Using Magic to show children that throwing away recyclables is like throwing away money (photo by Northwest Arkansas Times)
A small dream came true last week as I had the privilege of serving as spokeswizard for a great environmental program. TheEnvironmental Affairs & Recycling Office of Washington County, Arkansas, brought me to local schools to assist in recycling education efforts during the middle of November. During the week I performed 15 shows for more than 2,000 school children, teachers, administrators and citizens. While most shows were in schools, I also performed in the gleaming Fayetteville Public Library(rated one of the best in the nation), in the Farmers’ Market, and for school administrators. The basic message is simple: everyone has the same power as a wizard to transform the old into the new by using their magic box….their recycling bin.
While I was hired to help Washington County Arkansas deliver the vital message about its recycling program, I was also delighted to receive so much information about and ideas from its environmental efforts.

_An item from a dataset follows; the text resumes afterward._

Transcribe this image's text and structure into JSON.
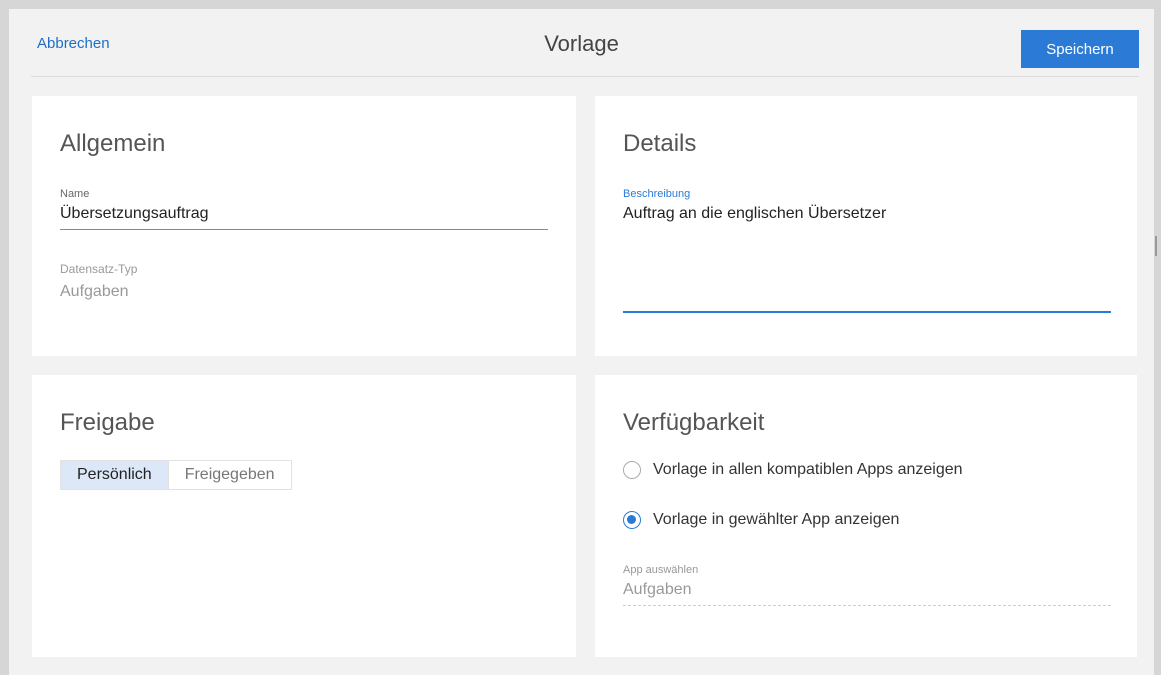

It hosts a special waste collection site that accepts household hazardous wastes like batteries, electronics and chemicals 5-6 days each week. This is a rare gem of convenience since most drop-offs operate less frequently. The Environmental Affairs & Recycling Office also works closely with schools throughout rural Washington County to set up and run school recycling programs.

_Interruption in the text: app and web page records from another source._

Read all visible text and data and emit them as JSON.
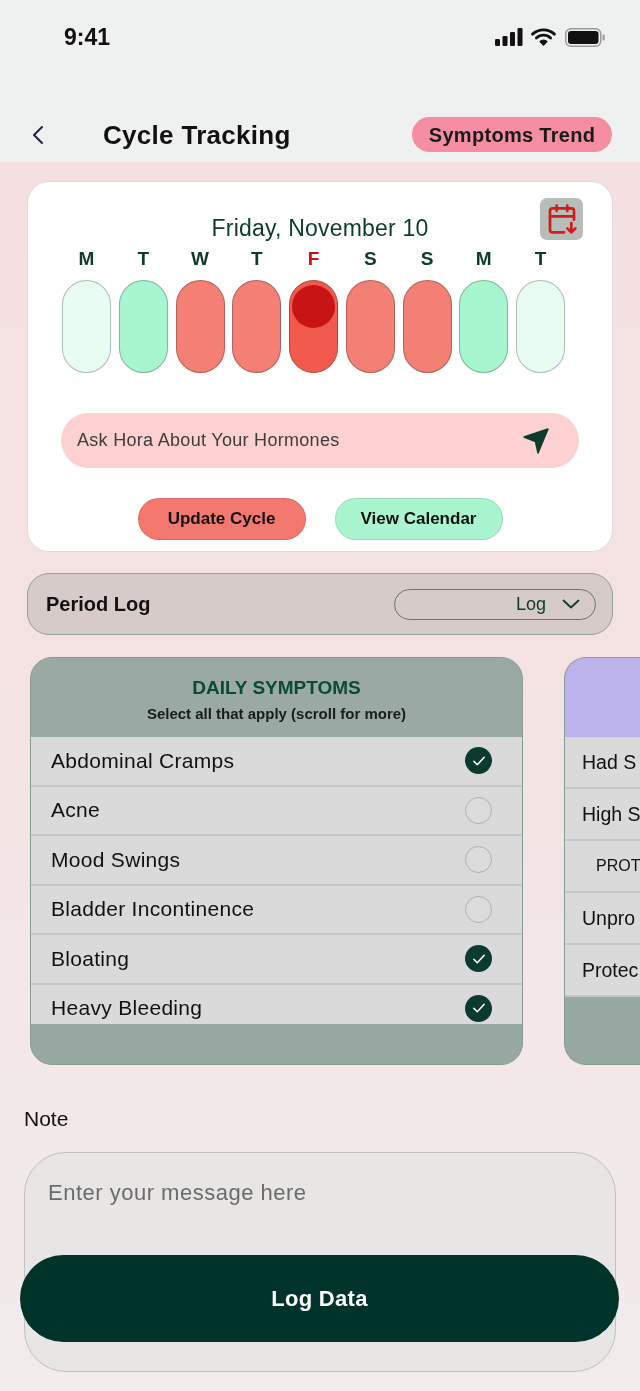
{
  "status_bar": {
    "time": "9:41"
  },
  "header": {
    "title": "Cycle Tracking",
    "action": "Symptoms Trend"
  },
  "calendar": {
    "date": "Friday, November 10",
    "days": [
      {
        "letter": "M",
        "color": "#e8fcf1",
        "selected": false
      },
      {
        "letter": "T",
        "color": "#a7f6cf",
        "selected": false
      },
      {
        "letter": "W",
        "color": "#f47f75",
        "selected": false
      },
      {
        "letter": "T",
        "color": "#f47f75",
        "selected": false
      },
      {
        "letter": "F",
        "color": "#f25a4e",
        "selected": true
      },
      {
        "letter": "S",
        "color": "#f47f75",
        "selected": false
      },
      {
        "letter": "S",
        "color": "#f47f75",
        "selected": false
      },
      {
        "letter": "M",
        "color": "#a7f6cf",
        "selected": false
      },
      {
        "letter": "T",
        "color": "#e8fcf1",
        "selected": false
      }
    ],
    "ask": {
      "placeholder": "Ask Hora About Your Hormones"
    },
    "actions": [
      {
        "label": "Update Cycle",
        "color": "#f47870"
      },
      {
        "label": "View Calendar",
        "color": "#a8f5cf"
      }
    ]
  },
  "period_log": {
    "title": "Period Log",
    "dropdown": {
      "value": "Log"
    }
  },
  "symptom_cards": [
    {
      "title": "DAILY SYMPTOMS",
      "subtitle": "Select all that apply (scroll for more)",
      "color": "#9aa9a4",
      "items": [
        {
          "kind": "check",
          "label": "Abdominal Cramps",
          "checked": true
        },
        {
          "kind": "check",
          "label": "Acne",
          "checked": false
        },
        {
          "kind": "check",
          "label": "Mood Swings",
          "checked": false
        },
        {
          "kind": "check",
          "label": "Bladder Incontinence",
          "checked": false
        },
        {
          "kind": "check",
          "label": "Bloating",
          "checked": true
        },
        {
          "kind": "check",
          "label": "Heavy Bleeding",
          "checked": true
        }
      ]
    },
    {
      "color": "#bdb3ec",
      "items": [
        {
          "kind": "row",
          "label": "Had S"
        },
        {
          "kind": "row",
          "label": "High S"
        },
        {
          "kind": "section",
          "label": "PROT"
        },
        {
          "kind": "row",
          "label": "Unpro"
        },
        {
          "kind": "row",
          "label": "Protec"
        }
      ]
    }
  ],
  "note": {
    "label": "Note",
    "placeholder": "Enter your message here"
  },
  "submit": {
    "label": "Log Data"
  }
}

An additional bit of magic came to me from the very audiences I was hired to educate and entertain. Most of the children for whom I performed had never seen a magician, let alone an environmental magician. As such they were especially receptive to the “Recycling is Magic” show. They enjoyed the story of how a wizard saves a town by transforming all that was trashed by an army of ogres into the new and useful. The warmth of their “thank you” and the sincerity of the many hugs I received were the finest gifts a wizard can receive.
And the magic continues. Conversations with hazwaste professionals in Arkansas revived those I had more than a year ago with their counterparts here in Connecticut. A show about household hazardous waste seems like a great addition to those shows I already have on recycling, energy, water and open space. Kids need to hear the message right along with their parents. And a spokeswizard may just be the right person to deliver that message. My pen was busy on my flight back home…a show is taking shape already. If you are interested in such a show on household hazardous waste, or would like to offer comment on my draft, let me know. The best magic is that we create together.
I have updated a trick I developed with the help and inspiration of Jim Sisti 7 years ago. In the original effect, I put recyclables into a trash can and transform them into ashes. This works well in CT where recyclables are burned along with trash if put into the trash can. Performing in Arkansas all next week, however, I needed a version that speaks to landfilling. With this version the recyclables come back out….along with a huge handfull of 50 dollar bills. This showcases that valuable resources don’t get transformed into new and useful items when trashed, and how we are wasting big money in managing them this way. Earlier this year Jeff McBride, offered the suggestion for the handful of 50 dollar bills for a routine on saving money through energy conservation….and it works well for recycling as well!